Fife councillors have rubber-stamped budget proposals which will see council tax rise by 3% from April.
Faced with having to meet a £12.8 million budget reduction to balance the books in 2018/9, elected members were forced to make some tough decisions – with the impact of the savings agreed upon expected to result in the loss of around 190 full-time equivalent posts.
Fife’s SNP/Labour administration said the cuts will be managed through early retirement and voluntary severance, adding that compulsory redundancies will be avoided.
The hike in council tax, which will see Band D level go up to £1186.09, is expected to net an extra £4.1 million a year, while rents will – as expected – also go up by 4.9% this year.
Notable aspects of the budget passed include:
- the introduction of a new £1 per day charge at the Halbeath and Ferrytoll park and ride
- a cut in nursery posts due to further development of the peripatetic model in schools
- a reduction in free fruit provision in schools
- a limited increase of 25p on a range of social care services including meals on wheels, community alarms and day care
Families will welcome a £15 increase in the school clothing grant, bringing Fife to the Scottish average, while an allowance has also been built into the budget for a pay settlement set by the Scottish Government which is 3% for those earning up to £36,500 a year, 2% for those earning between £36,500 and £80,000 a year, and a flat rate increase of £1,600 for those raking in more than £80,000.
More money has been pledged to expand breakfast clubs and the popular Quid a Kid and summer swims schemes, while £150,000 a year will go towards tackling grey areas in relation to unadopted roads.
Fife Golf Trust is also expected to be integrated into the Fife Sport and Leisure Trust, while cash has also been pledged to build on the success of Fife Pride in future years.
A number of savings proposed by officers were rejected by the administration, including proposals to reduce cleaning in schools, imposing new charges for assisted bin collections, cutting the Fife Bus service, stopping rail concessions, cutting investment in tackling homelessness and stopping grants to Shopmobility.
Conservative councillors had proposed no council tax rise in their alternative proposals, while the Liberal Democrats wanted to borrow £10m to tackle roads maintenance among other things.
Both were voted down, with 48 votes for the administration amendment compared to just 13 and seven votes for the alternative proposals.
Prior to the meeting, councillors were greeted by protestors from the Fife People’s Assembly who vented their anger at the cuts proposed.
Despite Labour councillor Neil Crooks stressing he would far rather have a “no cuts” budget, FPA spokesman Tam Kirby angrily hit out at the joint administration – symbolically tearing up a previous pledge made by councillors.
“I’m disgusted, annoyed and deeply disappointed,” he said.
“There are councils providing no cuts budgets and providing extra money to give school bairns meals, but in Fife they are trying to paint this as the best they can do.
“It’s all lies.
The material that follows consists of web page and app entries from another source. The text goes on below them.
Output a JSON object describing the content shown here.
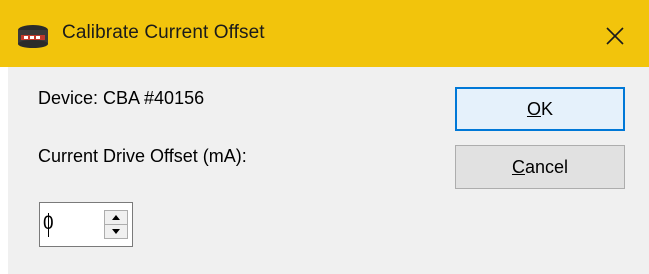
{
  "window": {
    "title": "Calibrate Current Offset",
    "titlebar_color": "#f2c40c",
    "app_icon": "device-box-icon",
    "close_icon": "close-x-icon"
  },
  "form": {
    "device_label": "Device: CBA #40156",
    "offset_label": "Current Drive Offset (mA):",
    "offset_value": "0",
    "spin_up_icon": "chevron-up-icon",
    "spin_down_icon": "chevron-down-icon"
  },
  "buttons": {
    "ok": {
      "mnemonic": "O",
      "rest": "K"
    },
    "cancel": {
      "mnemonic": "C",
      "rest": "ancel"
    },
    "accent": "#0078d7"
  }
}
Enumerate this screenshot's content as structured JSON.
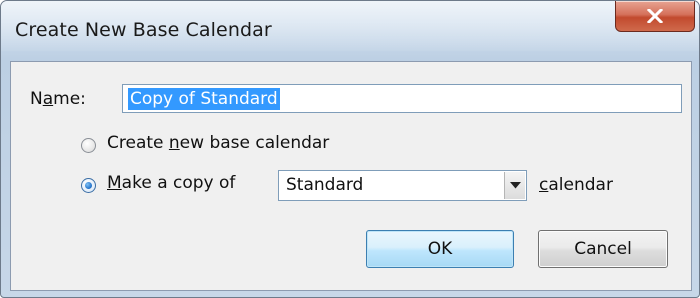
{
  "dialog": {
    "title": "Create New Base Calendar",
    "close_icon": "close-icon"
  },
  "name_field": {
    "label_prefix": "N",
    "label_mnemonic": "a",
    "label_suffix": "me:",
    "value": "Copy of Standard"
  },
  "options": {
    "create_new": {
      "prefix": "Create ",
      "mnemonic": "n",
      "suffix": "ew base calendar",
      "checked": false
    },
    "make_copy": {
      "prefix": "",
      "mnemonic": "M",
      "suffix": "ake a copy of",
      "checked": true
    }
  },
  "calendar_select": {
    "selected": "Standard",
    "arrow_icon": "chevron-down-icon"
  },
  "calendar_label": {
    "mnemonic": "c",
    "suffix": "alendar"
  },
  "buttons": {
    "ok_label": "OK",
    "cancel_label": "Cancel"
  }
}
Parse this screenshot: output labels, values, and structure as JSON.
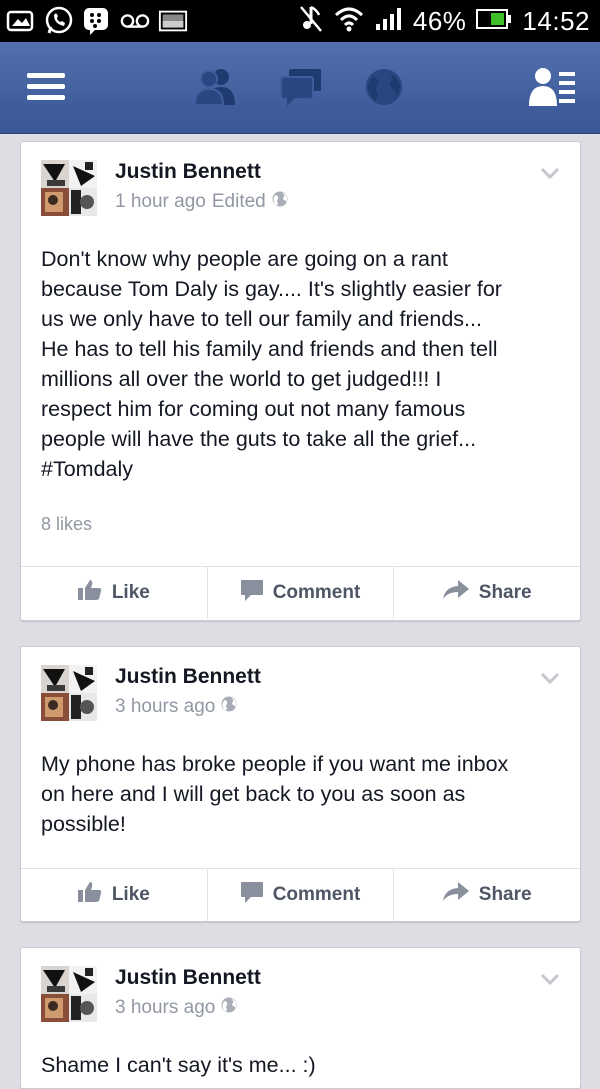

We had a meeting in there and the joint leadership basically made out that we’re too stupid to understand the budget.
“They are treating us like pariahs. The lines have been drawn. Anti-austerity on one side, austerity on the other, and you are on the wrong bloody side every time.”